::: DATASET ENTRIES :::

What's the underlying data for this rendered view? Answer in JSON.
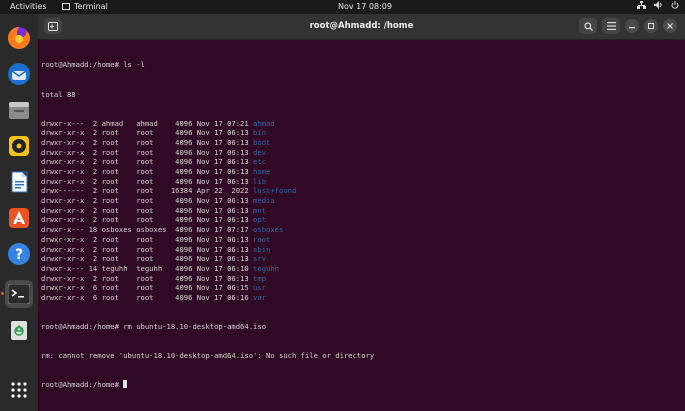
{
  "topbar": {
    "activities": "Activities",
    "app_name": "Terminal",
    "clock": "Nov 17  08:09"
  },
  "window": {
    "title": "root@Ahmadd: /home"
  },
  "terminal": {
    "prompt": "root@Ahmadd:/home#",
    "cmd1": " ls -l",
    "total": "total 88",
    "entries": [
      {
        "meta": "drwxr-x---  2 ahmad   ahmad    4096 Nov 17 07:21 ",
        "name": "ahmad"
      },
      {
        "meta": "drwxr-xr-x  2 root    root     4096 Nov 17 06:13 ",
        "name": "bin"
      },
      {
        "meta": "drwxr-xr-x  2 root    root     4096 Nov 17 06:13 ",
        "name": "boot"
      },
      {
        "meta": "drwxr-xr-x  2 root    root     4096 Nov 17 06:13 ",
        "name": "dev"
      },
      {
        "meta": "drwxr-xr-x  2 root    root     4096 Nov 17 06:13 ",
        "name": "etc"
      },
      {
        "meta": "drwxr-xr-x  2 root    root     4096 Nov 17 06:13 ",
        "name": "home"
      },
      {
        "meta": "drwxr-xr-x  2 root    root     4096 Nov 17 06:13 ",
        "name": "lib"
      },
      {
        "meta": "drwx------  2 root    root    16384 Apr 22  2022 ",
        "name": "lost+found"
      },
      {
        "meta": "drwxr-xr-x  2 root    root     4096 Nov 17 06:13 ",
        "name": "media"
      },
      {
        "meta": "drwxr-xr-x  2 root    root     4096 Nov 17 06:13 ",
        "name": "mnt"
      },
      {
        "meta": "drwxr-xr-x  2 root    root     4096 Nov 17 06:13 ",
        "name": "opt"
      },
      {
        "meta": "drwxr-x--- 18 osboxes osboxes  4096 Nov 17 07:17 ",
        "name": "osboxes"
      },
      {
        "meta": "drwxr-xr-x  2 root    root     4096 Nov 17 06:13 ",
        "name": "root"
      },
      {
        "meta": "drwxr-xr-x  2 root    root     4096 Nov 17 06:13 ",
        "name": "sbin"
      },
      {
        "meta": "drwxr-xr-x  2 root    root     4096 Nov 17 06:13 ",
        "name": "srv"
      },
      {
        "meta": "drwxr-x--- 14 teguhh  teguhh   4096 Nov 17 06:10 ",
        "name": "teguhh"
      },
      {
        "meta": "drwxr-xr-x  2 root    root     4096 Nov 17 06:13 ",
        "name": "tmp"
      },
      {
        "meta": "drwxr-xr-x  6 root    root     4096 Nov 17 06:15 ",
        "name": "usr"
      },
      {
        "meta": "drwxr-xr-x  6 root    root     4096 Nov 17 06:16 ",
        "name": "var"
      }
    ],
    "cmd2": " rm ubuntu-18.10-desktop-amd64.iso",
    "error": "rm: cannot remove 'ubuntu-18.10-desktop-amd64.iso': No such file or directory"
  },
  "dock": [
    "firefox-icon",
    "thunderbird-icon",
    "files-icon",
    "rhythmbox-icon",
    "writer-icon",
    "software-icon",
    "help-icon",
    "terminal-icon",
    "trash-icon",
    "app-grid-icon"
  ],
  "colors": {
    "terminal_bg": "#300a24",
    "directory": "#3465a4",
    "accent": "#e95420"
  }
}
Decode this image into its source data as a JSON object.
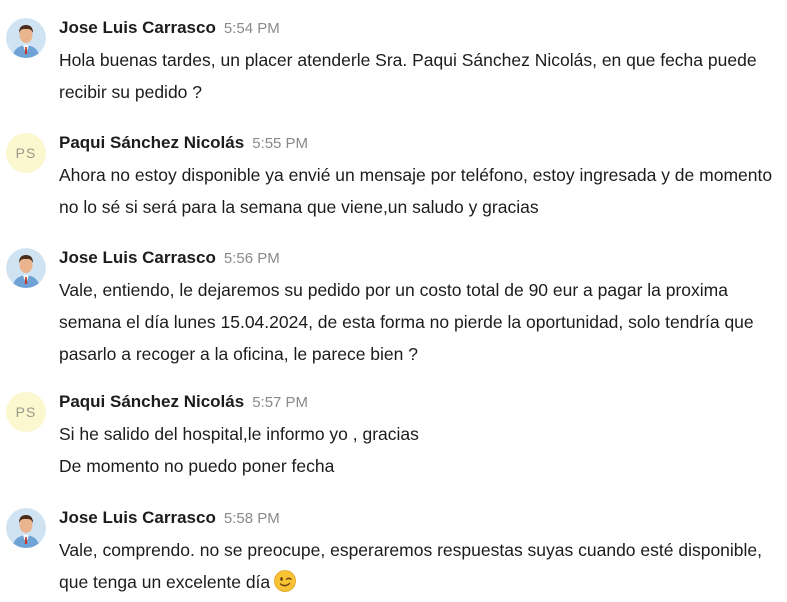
{
  "messages": [
    {
      "author": "Jose Luis Carrasco",
      "time": "5:54 PM",
      "lines": [
        "Hola buenas tardes, un placer atenderle Sra. Paqui Sánchez Nicolás, en que fecha puede recibir su pedido ?"
      ]
    },
    {
      "author": "Paqui Sánchez Nicolás",
      "initials": "PS",
      "time": "5:55 PM",
      "lines": [
        "Ahora no estoy disponible ya envié un mensaje por teléfono, estoy ingresada y de momento no lo sé si será para la semana que viene,un saludo y gracias"
      ]
    },
    {
      "author": "Jose Luis Carrasco",
      "time": "5:56 PM",
      "lines": [
        "Vale, entiendo, le dejaremos su pedido por un costo total de 90 eur a pagar la proxima semana el día lunes 15.04.2024, de esta forma no pierde la oportunidad, solo tendría que pasarlo a recoger a la oficina, le parece bien ?"
      ]
    },
    {
      "author": "Paqui Sánchez Nicolás",
      "initials": "PS",
      "time": "5:57 PM",
      "lines": [
        "Si he salido del hospital,le informo yo , gracias",
        "De momento no puedo poner fecha"
      ]
    },
    {
      "author": "Jose Luis Carrasco",
      "time": "5:58 PM",
      "lines": [
        "Vale, comprendo. no se preocupe, esperaremos respuestas suyas cuando esté disponible, que tenga un excelente día"
      ],
      "emoji": "winking-face-emoji"
    }
  ]
}
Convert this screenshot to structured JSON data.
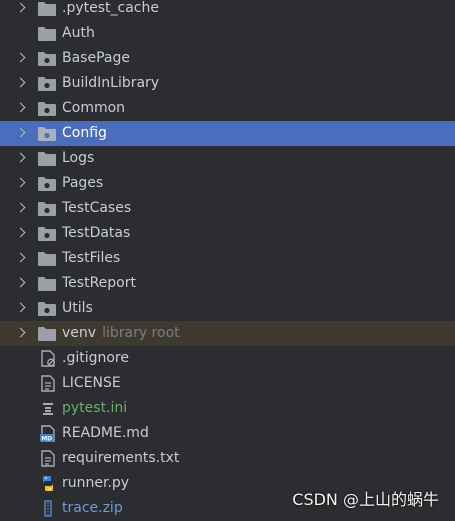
{
  "tree": {
    "items": [
      {
        "label": "pytest_cache_label",
        "text": ".pytest_cache",
        "icon": "folder-icon",
        "expandable": true
      },
      {
        "text": "Auth",
        "icon": "folder-icon",
        "expandable": false
      },
      {
        "text": "BasePage",
        "icon": "package-folder-icon",
        "expandable": true
      },
      {
        "text": "BuildInLibrary",
        "icon": "package-folder-icon",
        "expandable": true
      },
      {
        "text": "Common",
        "icon": "package-folder-icon",
        "expandable": true
      },
      {
        "text": "Config",
        "icon": "package-folder-icon",
        "expandable": true,
        "selected": true
      },
      {
        "text": "Logs",
        "icon": "folder-icon",
        "expandable": true
      },
      {
        "text": "Pages",
        "icon": "package-folder-icon",
        "expandable": true
      },
      {
        "text": "TestCases",
        "icon": "package-folder-icon",
        "expandable": true
      },
      {
        "text": "TestDatas",
        "icon": "package-folder-icon",
        "expandable": true
      },
      {
        "text": "TestFiles",
        "icon": "folder-icon",
        "expandable": true
      },
      {
        "text": "TestReport",
        "icon": "folder-icon",
        "expandable": true
      },
      {
        "text": "Utils",
        "icon": "package-folder-icon",
        "expandable": true
      },
      {
        "text": "venv",
        "hint": "library root",
        "icon": "folder-icon",
        "expandable": true,
        "library_root": true
      },
      {
        "text": ".gitignore",
        "icon": "gitignore-file-icon"
      },
      {
        "text": "LICENSE",
        "icon": "text-file-icon"
      },
      {
        "text": "pytest.ini",
        "icon": "ini-file-icon",
        "color": "#6aab73"
      },
      {
        "text": "README.md",
        "icon": "markdown-file-icon"
      },
      {
        "text": "requirements.txt",
        "icon": "text-file-icon"
      },
      {
        "text": "runner.py",
        "icon": "python-file-icon"
      },
      {
        "text": "trace.zip",
        "icon": "zip-file-icon",
        "color": "#6f9bd9"
      }
    ]
  },
  "watermark": "CSDN @上山的蜗牛",
  "colors": {
    "background": "#2b2d30",
    "selection": "#4a6dbd",
    "library_root_row": "#3f3a30",
    "folder": "#9aa0a6"
  }
}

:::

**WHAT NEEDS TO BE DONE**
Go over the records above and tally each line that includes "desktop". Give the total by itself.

**YOUR SOLUTION**
2